START DATASET

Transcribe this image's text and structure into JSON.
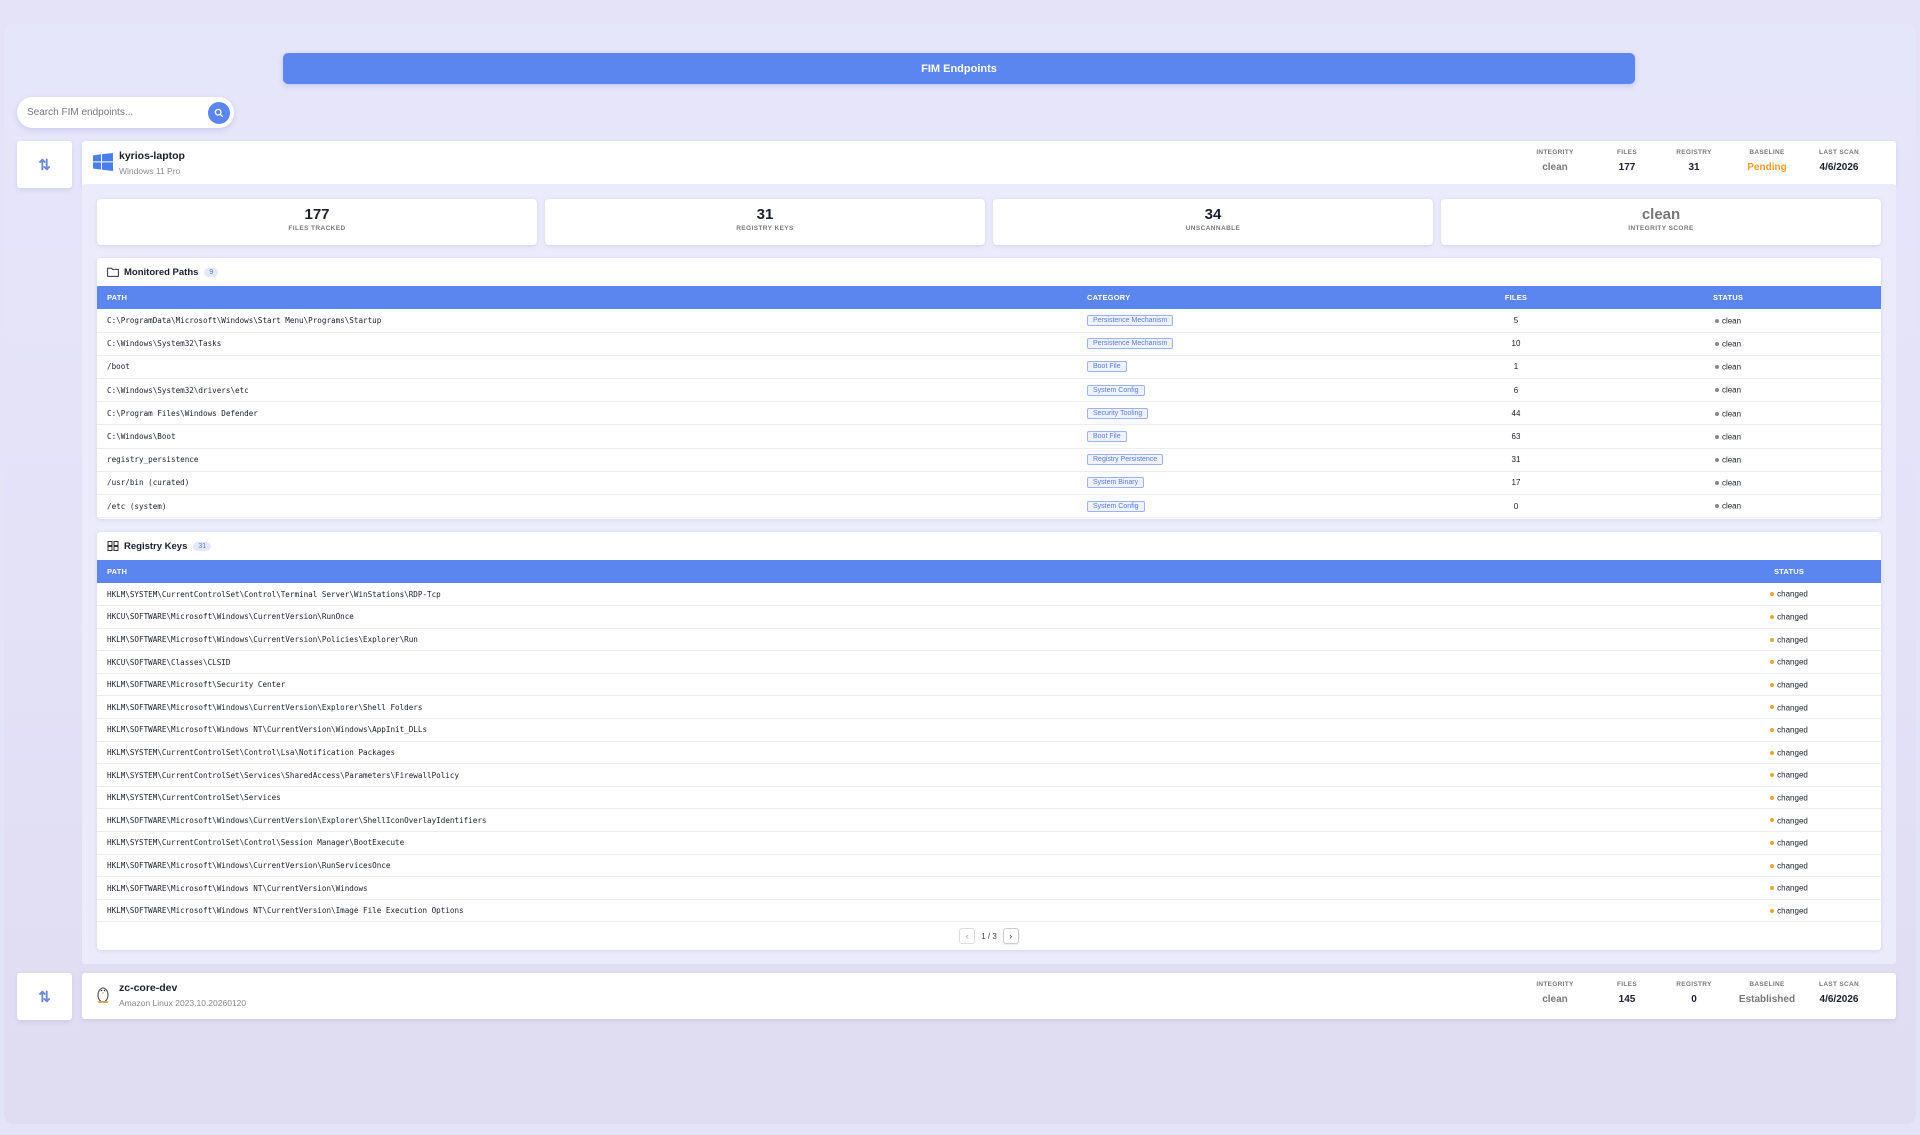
{
  "title": "FIM Endpoints",
  "search": {
    "placeholder": "Search FIM endpoints..."
  },
  "endpoints": [
    {
      "name": "kyrios-laptop",
      "os": "Windows 11 Pro",
      "os_icon": "windows-icon",
      "stats": {
        "integrity_label": "INTEGRITY",
        "integrity": "clean",
        "files_label": "FILES",
        "files": "177",
        "registry_label": "REGISTRY",
        "registry": "31",
        "baseline_label": "BASELINE",
        "baseline": "Pending",
        "last_scan_label": "LAST SCAN",
        "last_scan": "4/6/2026"
      }
    },
    {
      "name": "zc-core-dev",
      "os": "Amazon Linux 2023.10.20260120",
      "os_icon": "linux-penguin-icon",
      "stats": {
        "integrity_label": "INTEGRITY",
        "integrity": "clean",
        "files_label": "FILES",
        "files": "145",
        "registry_label": "REGISTRY",
        "registry": "0",
        "baseline_label": "BASELINE",
        "baseline": "Established",
        "last_scan_label": "LAST SCAN",
        "last_scan": "4/6/2026"
      }
    }
  ],
  "summary": [
    {
      "value": "177",
      "caption": "FILES TRACKED"
    },
    {
      "value": "31",
      "caption": "REGISTRY KEYS"
    },
    {
      "value": "34",
      "caption": "UNSCANNABLE"
    },
    {
      "value": "clean",
      "caption": "INTEGRITY SCORE"
    }
  ],
  "monitored": {
    "title": "Monitored Paths",
    "count": "9",
    "columns": {
      "path": "PATH",
      "category": "CATEGORY",
      "files": "FILES",
      "status": "STATUS"
    },
    "rows": [
      {
        "path": "C:\\ProgramData\\Microsoft\\Windows\\Start Menu\\Programs\\Startup",
        "category": "Persistence Mechanism",
        "files": "5",
        "status": "clean"
      },
      {
        "path": "C:\\Windows\\System32\\Tasks",
        "category": "Persistence Mechanism",
        "files": "10",
        "status": "clean"
      },
      {
        "path": "/boot",
        "category": "Boot File",
        "files": "1",
        "status": "clean"
      },
      {
        "path": "C:\\Windows\\System32\\drivers\\etc",
        "category": "System Config",
        "files": "6",
        "status": "clean"
      },
      {
        "path": "C:\\Program Files\\Windows Defender",
        "category": "Security Tooling",
        "files": "44",
        "status": "clean"
      },
      {
        "path": "C:\\Windows\\Boot",
        "category": "Boot File",
        "files": "63",
        "status": "clean"
      },
      {
        "path": "registry_persistence",
        "category": "Registry Persistence",
        "files": "31",
        "status": "clean"
      },
      {
        "path": "/usr/bin (curated)",
        "category": "System Binary",
        "files": "17",
        "status": "clean"
      },
      {
        "path": "/etc (system)",
        "category": "System Config",
        "files": "0",
        "status": "clean"
      }
    ]
  },
  "registry": {
    "title": "Registry Keys",
    "count": "31",
    "columns": {
      "path": "PATH",
      "status": "STATUS"
    },
    "rows": [
      {
        "path": "HKLM\\SYSTEM\\CurrentControlSet\\Control\\Terminal Server\\WinStations\\RDP-Tcp",
        "status": "changed"
      },
      {
        "path": "HKCU\\SOFTWARE\\Microsoft\\Windows\\CurrentVersion\\RunOnce",
        "status": "changed"
      },
      {
        "path": "HKLM\\SOFTWARE\\Microsoft\\Windows\\CurrentVersion\\Policies\\Explorer\\Run",
        "status": "changed"
      },
      {
        "path": "HKCU\\SOFTWARE\\Classes\\CLSID",
        "status": "changed"
      },
      {
        "path": "HKLM\\SOFTWARE\\Microsoft\\Security Center",
        "status": "changed"
      },
      {
        "path": "HKLM\\SOFTWARE\\Microsoft\\Windows\\CurrentVersion\\Explorer\\Shell Folders",
        "status": "changed"
      },
      {
        "path": "HKLM\\SOFTWARE\\Microsoft\\Windows NT\\CurrentVersion\\Windows\\AppInit_DLLs",
        "status": "changed"
      },
      {
        "path": "HKLM\\SYSTEM\\CurrentControlSet\\Control\\Lsa\\Notification Packages",
        "status": "changed"
      },
      {
        "path": "HKLM\\SYSTEM\\CurrentControlSet\\Services\\SharedAccess\\Parameters\\FirewallPolicy",
        "status": "changed"
      },
      {
        "path": "HKLM\\SYSTEM\\CurrentControlSet\\Services",
        "status": "changed"
      },
      {
        "path": "HKLM\\SOFTWARE\\Microsoft\\Windows\\CurrentVersion\\Explorer\\ShellIconOverlayIdentifiers",
        "status": "changed"
      },
      {
        "path": "HKLM\\SYSTEM\\CurrentControlSet\\Control\\Session Manager\\BootExecute",
        "status": "changed"
      },
      {
        "path": "HKLM\\SOFTWARE\\Microsoft\\Windows\\CurrentVersion\\RunServicesOnce",
        "status": "changed"
      },
      {
        "path": "HKLM\\SOFTWARE\\Microsoft\\Windows NT\\CurrentVersion\\Windows",
        "status": "changed"
      },
      {
        "path": "HKLM\\SOFTWARE\\Microsoft\\Windows NT\\CurrentVersion\\Image File Execution Options",
        "status": "changed"
      }
    ],
    "pagination": {
      "label": "1 / 3"
    }
  },
  "colors": {
    "accent": "#5b86f0",
    "pending": "#e99a2e",
    "changed": "#e9a23b",
    "clean": "#888888"
  }
}
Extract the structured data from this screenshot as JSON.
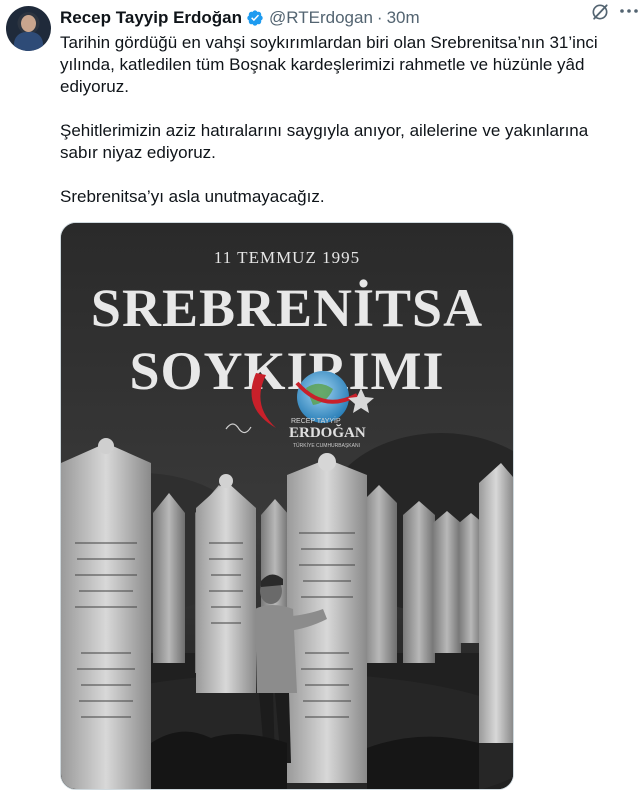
{
  "tweet": {
    "author_name": "Recep Tayyip Erdoğan",
    "handle": "@RTErdogan",
    "separator": "·",
    "time": "30m",
    "paragraphs": [
      "Tarihin gördüğü en vahşi soykırımlardan biri olan Srebrenitsa’nın 31’inci yılında, katledilen tüm Boşnak kardeşlerimizi rahmetle ve hüzünle yâd ediyoruz.",
      "Şehitlerimizin aziz hatıralarını saygıyla anıyor, ailelerine ve yakınlarına sabır niyaz ediyoruz.",
      "Srebrenitsa’yı asla unutmayacağız."
    ],
    "icons": {
      "verified": "verified-badge-icon",
      "grok": "grok-icon",
      "more": "more-icon"
    },
    "colors": {
      "verified": "#1d9bf0",
      "secondary_text": "#536471"
    }
  },
  "poster": {
    "date": "11 TEMMUZ 1995",
    "title_line1": "SREBRENİTSA",
    "title_line2": "SOYKIRIMI",
    "logo_line1": "RECEP TAYYİP",
    "logo_line2": "ERDOĞAN",
    "logo_line3": "TÜRKİYE CUMHURBAŞKANI"
  }
}
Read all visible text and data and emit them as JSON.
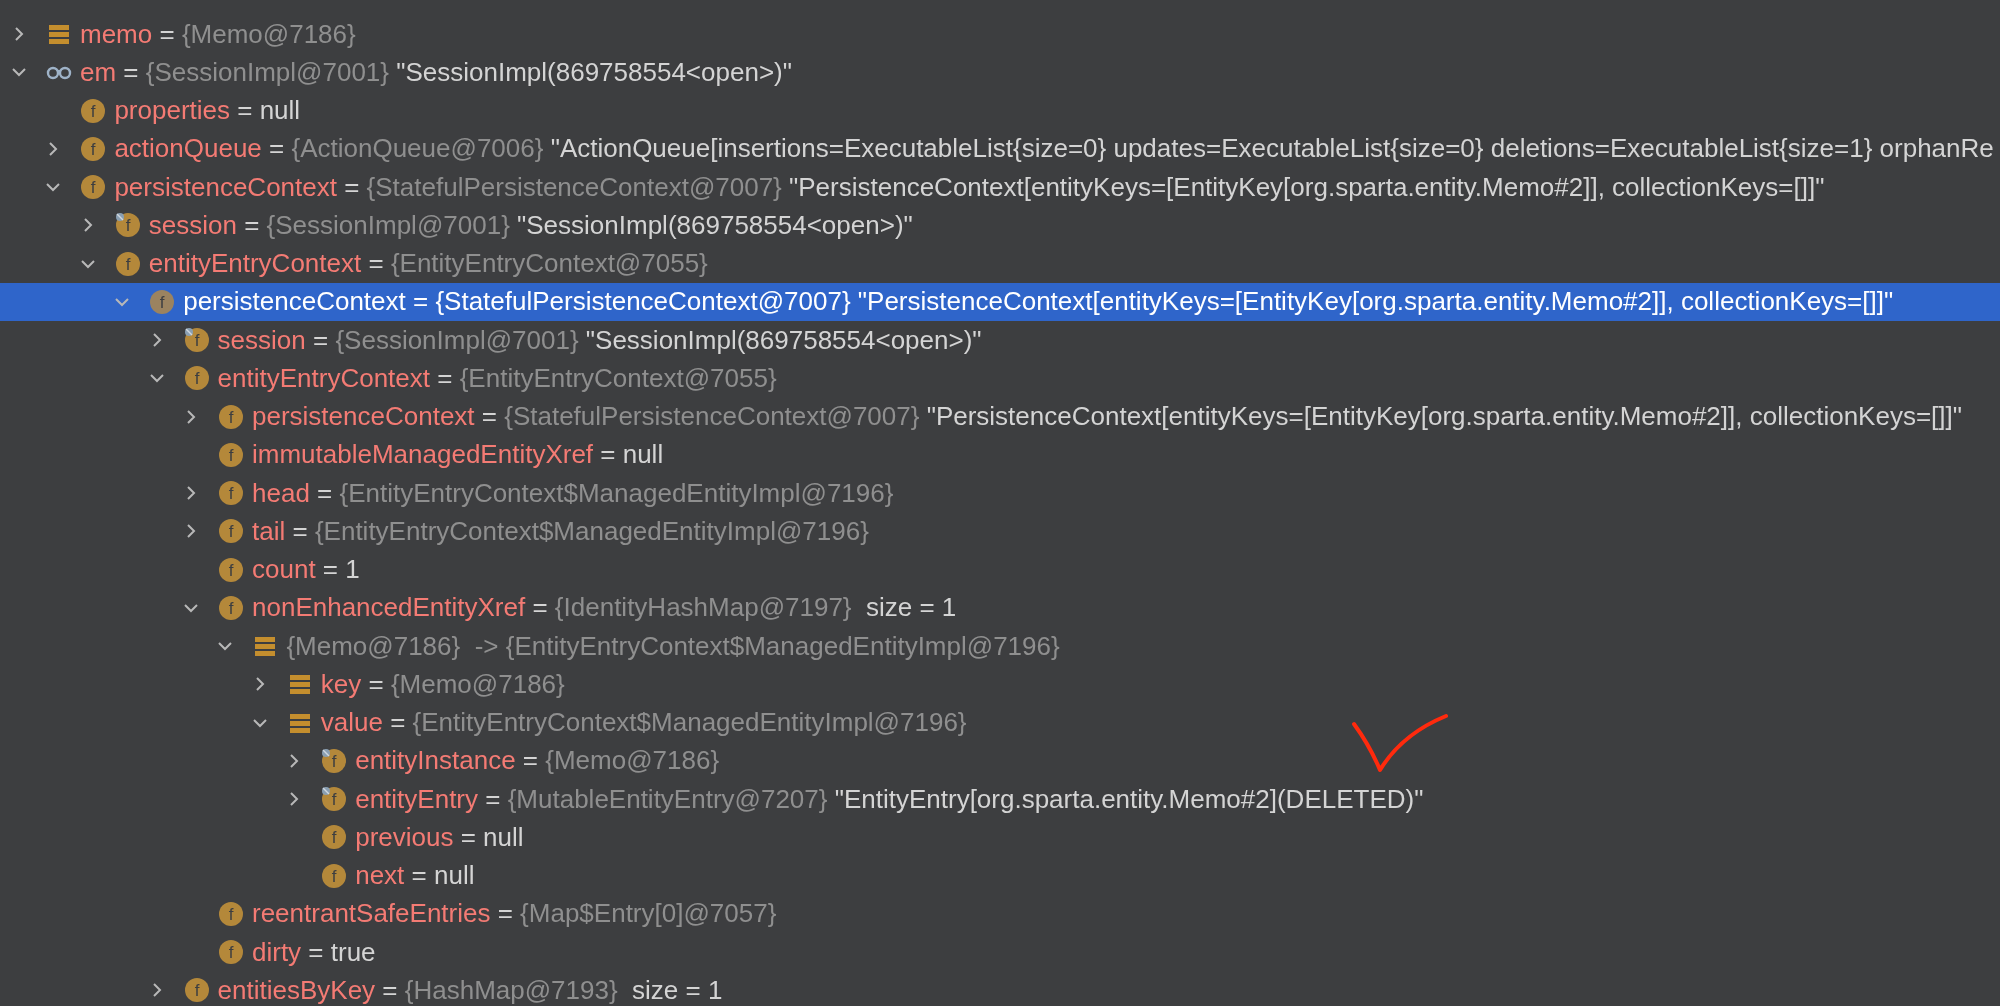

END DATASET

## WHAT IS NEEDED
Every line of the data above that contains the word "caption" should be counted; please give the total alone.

## EXPECTED ANSWER
4